“ any behaviour…whether occurring on a one-time or recurring basis… directed at and offensive to another person to whom this Policy applies, and that the person knew or ought reasonably to have known
∙ would be unwelcome and cause offence or harm;
∙ would demean, belittle, intimidate, threaten, distress, humiliate or embarrass;
∙ would affect a person’s reputation;
∙ would endanger a person’s job, undermine job performance, threaten economic livelihood or interfere with one’s career;
∙ would be discrimination on account of one or more factors listed in the Human Rights Act;
∙ would be bullying as defined under the Education Act; or
∙ would be cyberbullying as defined under the Cyber-safety Act or under another Act”

Policy documents are pretty dry reading. I read the policy in light of public statements by current and former politicians. Here is the opening statement.

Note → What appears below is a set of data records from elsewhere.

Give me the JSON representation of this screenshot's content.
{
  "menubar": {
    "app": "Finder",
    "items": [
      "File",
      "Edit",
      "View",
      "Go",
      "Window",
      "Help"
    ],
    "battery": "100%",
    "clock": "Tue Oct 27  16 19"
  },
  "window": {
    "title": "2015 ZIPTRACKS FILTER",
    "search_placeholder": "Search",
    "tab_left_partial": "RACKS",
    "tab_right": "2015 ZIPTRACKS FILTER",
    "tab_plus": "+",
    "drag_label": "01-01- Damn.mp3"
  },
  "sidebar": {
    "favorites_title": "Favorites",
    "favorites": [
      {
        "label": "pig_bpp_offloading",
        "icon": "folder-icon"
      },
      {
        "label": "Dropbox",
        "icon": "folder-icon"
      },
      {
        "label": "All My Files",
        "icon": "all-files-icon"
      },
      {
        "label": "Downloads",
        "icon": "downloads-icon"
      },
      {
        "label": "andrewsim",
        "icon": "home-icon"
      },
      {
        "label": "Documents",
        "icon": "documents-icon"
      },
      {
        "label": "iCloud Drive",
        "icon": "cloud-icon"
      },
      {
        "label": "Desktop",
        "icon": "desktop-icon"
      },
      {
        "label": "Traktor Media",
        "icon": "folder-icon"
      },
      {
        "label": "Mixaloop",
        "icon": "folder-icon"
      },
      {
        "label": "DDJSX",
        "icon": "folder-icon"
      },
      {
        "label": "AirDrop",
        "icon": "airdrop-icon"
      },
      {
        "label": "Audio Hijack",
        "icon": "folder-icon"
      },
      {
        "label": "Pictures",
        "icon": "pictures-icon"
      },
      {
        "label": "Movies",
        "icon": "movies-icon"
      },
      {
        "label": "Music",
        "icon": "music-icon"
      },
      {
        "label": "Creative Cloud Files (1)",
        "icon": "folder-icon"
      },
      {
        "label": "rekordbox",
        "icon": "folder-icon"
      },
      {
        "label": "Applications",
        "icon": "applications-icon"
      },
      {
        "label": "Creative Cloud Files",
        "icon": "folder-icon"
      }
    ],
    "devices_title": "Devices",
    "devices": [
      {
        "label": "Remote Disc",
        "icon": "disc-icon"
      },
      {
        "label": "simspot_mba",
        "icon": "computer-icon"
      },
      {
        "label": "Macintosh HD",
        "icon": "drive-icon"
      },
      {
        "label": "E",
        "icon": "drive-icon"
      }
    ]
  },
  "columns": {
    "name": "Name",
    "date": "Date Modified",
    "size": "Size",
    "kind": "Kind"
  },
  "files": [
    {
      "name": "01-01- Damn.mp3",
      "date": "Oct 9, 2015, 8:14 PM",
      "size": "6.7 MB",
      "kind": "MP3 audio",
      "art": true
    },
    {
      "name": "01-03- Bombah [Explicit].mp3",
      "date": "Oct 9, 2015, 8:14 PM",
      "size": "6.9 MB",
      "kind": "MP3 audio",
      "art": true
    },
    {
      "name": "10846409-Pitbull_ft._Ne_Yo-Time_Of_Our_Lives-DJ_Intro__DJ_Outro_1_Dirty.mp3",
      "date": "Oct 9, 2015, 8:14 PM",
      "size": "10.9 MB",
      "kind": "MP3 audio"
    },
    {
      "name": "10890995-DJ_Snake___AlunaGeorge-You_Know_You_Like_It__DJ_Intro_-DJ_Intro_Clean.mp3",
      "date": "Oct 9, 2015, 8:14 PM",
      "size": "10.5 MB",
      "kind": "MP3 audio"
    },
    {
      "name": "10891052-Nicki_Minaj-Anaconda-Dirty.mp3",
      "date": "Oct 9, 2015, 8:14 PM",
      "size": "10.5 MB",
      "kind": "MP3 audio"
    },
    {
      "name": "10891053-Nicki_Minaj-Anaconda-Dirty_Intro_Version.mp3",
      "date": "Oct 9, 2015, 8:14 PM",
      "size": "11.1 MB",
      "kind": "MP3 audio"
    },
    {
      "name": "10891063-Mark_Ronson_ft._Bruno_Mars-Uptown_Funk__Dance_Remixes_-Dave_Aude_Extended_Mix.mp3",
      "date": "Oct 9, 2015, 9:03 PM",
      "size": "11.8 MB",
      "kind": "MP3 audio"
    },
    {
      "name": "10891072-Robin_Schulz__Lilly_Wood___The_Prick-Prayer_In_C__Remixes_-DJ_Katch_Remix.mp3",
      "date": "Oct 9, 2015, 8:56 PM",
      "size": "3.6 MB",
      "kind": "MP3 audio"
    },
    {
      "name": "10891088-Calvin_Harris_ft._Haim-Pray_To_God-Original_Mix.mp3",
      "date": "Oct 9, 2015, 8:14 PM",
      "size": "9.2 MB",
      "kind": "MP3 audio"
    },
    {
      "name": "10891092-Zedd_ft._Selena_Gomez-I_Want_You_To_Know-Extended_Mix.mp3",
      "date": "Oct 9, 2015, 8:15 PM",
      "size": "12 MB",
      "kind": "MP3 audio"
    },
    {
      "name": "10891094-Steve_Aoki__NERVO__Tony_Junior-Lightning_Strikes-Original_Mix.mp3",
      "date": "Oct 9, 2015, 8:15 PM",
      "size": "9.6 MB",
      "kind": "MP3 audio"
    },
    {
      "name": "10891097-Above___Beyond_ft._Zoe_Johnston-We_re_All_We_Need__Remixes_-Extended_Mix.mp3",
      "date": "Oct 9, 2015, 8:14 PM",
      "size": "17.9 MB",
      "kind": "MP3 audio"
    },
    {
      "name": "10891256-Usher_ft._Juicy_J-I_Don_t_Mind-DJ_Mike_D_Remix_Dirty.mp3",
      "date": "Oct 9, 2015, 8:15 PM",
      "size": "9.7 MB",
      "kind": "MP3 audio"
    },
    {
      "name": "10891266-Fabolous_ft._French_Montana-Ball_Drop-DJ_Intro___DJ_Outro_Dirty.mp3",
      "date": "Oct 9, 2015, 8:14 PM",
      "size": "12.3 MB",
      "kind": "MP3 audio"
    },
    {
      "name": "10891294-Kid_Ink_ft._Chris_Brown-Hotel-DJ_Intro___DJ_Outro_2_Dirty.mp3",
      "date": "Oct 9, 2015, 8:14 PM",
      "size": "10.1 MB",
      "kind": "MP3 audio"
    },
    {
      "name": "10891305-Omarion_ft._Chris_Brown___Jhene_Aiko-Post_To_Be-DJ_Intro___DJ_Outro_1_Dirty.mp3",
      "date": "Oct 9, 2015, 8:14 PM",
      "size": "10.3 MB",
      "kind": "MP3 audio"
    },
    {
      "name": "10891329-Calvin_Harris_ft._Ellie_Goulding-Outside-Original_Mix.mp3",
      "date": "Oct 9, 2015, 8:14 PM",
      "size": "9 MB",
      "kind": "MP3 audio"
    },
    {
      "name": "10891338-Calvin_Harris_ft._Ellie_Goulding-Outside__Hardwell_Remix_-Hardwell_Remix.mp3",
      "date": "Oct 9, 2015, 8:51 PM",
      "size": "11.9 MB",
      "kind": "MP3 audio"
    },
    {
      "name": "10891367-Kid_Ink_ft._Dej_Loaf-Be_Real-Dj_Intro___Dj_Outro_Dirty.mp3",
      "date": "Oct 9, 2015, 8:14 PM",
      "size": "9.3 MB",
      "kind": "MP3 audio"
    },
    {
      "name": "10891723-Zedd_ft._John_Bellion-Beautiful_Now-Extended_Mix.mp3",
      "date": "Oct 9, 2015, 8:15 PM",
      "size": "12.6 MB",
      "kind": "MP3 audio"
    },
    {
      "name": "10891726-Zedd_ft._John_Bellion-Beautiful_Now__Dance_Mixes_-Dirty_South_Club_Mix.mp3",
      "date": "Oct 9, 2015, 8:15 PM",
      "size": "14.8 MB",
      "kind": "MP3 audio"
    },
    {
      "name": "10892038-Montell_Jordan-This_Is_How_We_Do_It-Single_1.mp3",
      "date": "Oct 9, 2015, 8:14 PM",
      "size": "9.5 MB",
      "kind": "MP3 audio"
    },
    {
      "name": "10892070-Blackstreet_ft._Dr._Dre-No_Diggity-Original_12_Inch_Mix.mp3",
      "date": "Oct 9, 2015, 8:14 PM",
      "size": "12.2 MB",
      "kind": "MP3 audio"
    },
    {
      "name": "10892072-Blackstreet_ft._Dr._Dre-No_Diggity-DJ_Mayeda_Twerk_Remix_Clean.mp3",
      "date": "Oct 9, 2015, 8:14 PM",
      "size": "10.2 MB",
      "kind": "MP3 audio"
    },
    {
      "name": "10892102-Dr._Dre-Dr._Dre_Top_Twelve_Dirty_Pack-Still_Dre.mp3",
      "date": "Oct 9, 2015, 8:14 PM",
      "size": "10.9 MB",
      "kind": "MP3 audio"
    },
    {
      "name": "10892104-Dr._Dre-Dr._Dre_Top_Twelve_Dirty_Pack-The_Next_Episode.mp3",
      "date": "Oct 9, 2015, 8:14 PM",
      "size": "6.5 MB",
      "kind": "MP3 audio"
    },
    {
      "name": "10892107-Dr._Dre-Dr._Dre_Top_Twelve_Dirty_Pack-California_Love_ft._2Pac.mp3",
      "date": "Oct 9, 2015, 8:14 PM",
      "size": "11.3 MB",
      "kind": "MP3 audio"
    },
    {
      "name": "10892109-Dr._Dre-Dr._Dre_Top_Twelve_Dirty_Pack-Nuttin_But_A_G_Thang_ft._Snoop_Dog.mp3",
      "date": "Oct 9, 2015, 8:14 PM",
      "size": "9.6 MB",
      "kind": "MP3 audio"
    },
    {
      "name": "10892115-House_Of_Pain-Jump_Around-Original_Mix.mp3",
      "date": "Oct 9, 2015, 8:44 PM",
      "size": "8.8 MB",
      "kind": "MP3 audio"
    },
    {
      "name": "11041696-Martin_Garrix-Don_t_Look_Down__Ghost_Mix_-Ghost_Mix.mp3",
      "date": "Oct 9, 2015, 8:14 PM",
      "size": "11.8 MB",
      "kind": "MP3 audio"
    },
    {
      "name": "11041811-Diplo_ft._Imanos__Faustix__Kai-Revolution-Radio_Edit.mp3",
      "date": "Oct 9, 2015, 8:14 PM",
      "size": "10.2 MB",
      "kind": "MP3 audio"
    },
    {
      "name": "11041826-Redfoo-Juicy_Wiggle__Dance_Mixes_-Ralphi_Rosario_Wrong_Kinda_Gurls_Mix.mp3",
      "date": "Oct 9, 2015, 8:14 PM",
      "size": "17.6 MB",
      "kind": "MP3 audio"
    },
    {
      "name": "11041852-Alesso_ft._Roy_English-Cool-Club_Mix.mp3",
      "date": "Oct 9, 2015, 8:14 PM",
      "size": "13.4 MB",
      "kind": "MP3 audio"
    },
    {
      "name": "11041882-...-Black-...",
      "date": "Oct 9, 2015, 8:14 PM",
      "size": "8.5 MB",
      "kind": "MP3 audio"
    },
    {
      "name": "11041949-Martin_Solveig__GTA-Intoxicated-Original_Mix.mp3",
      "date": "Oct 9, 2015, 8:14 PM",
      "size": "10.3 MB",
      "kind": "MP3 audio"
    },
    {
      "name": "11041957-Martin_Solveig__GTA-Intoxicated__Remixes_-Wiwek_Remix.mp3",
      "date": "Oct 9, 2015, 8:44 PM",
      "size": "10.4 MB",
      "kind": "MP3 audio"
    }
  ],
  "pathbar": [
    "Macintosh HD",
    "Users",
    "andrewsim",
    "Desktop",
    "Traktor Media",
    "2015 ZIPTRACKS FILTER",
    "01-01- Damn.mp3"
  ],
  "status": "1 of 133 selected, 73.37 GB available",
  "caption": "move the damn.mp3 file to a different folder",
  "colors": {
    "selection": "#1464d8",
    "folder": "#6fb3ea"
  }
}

“The Nova Scotia House of Assembly is committed to providing a workplace that is free of harassment.”

Hmmmmmm.  How well is the current policy working?  What information is available about the number of incidents that have been reported? Number of formal investigations?  Informal investigations?

Passing a policy document is only a first step in changing a culture and behaviors in workplaces.

I wonder what training came in with the policy? Has it been effective? How much money was spent on training? How much money was spent on each investigation?

Maybe this information exists and maybe it doesn’t. It is not public information.

We have two more years before review of this policy can take place (Section 11.9.3)  Shining the light on the business side of implementing the harassment policy, would show how much effort this workplace truly has actually made in its commitment to providing a workplace free of harassment.

The tone police have spoken. How next will they act?

With a special thanks to our generous donors who make publication of the Nova Scotia Advocate possible.

Subscribe to the Nova Scotia Advocate weekly digest and never miss an article again.

Post Comment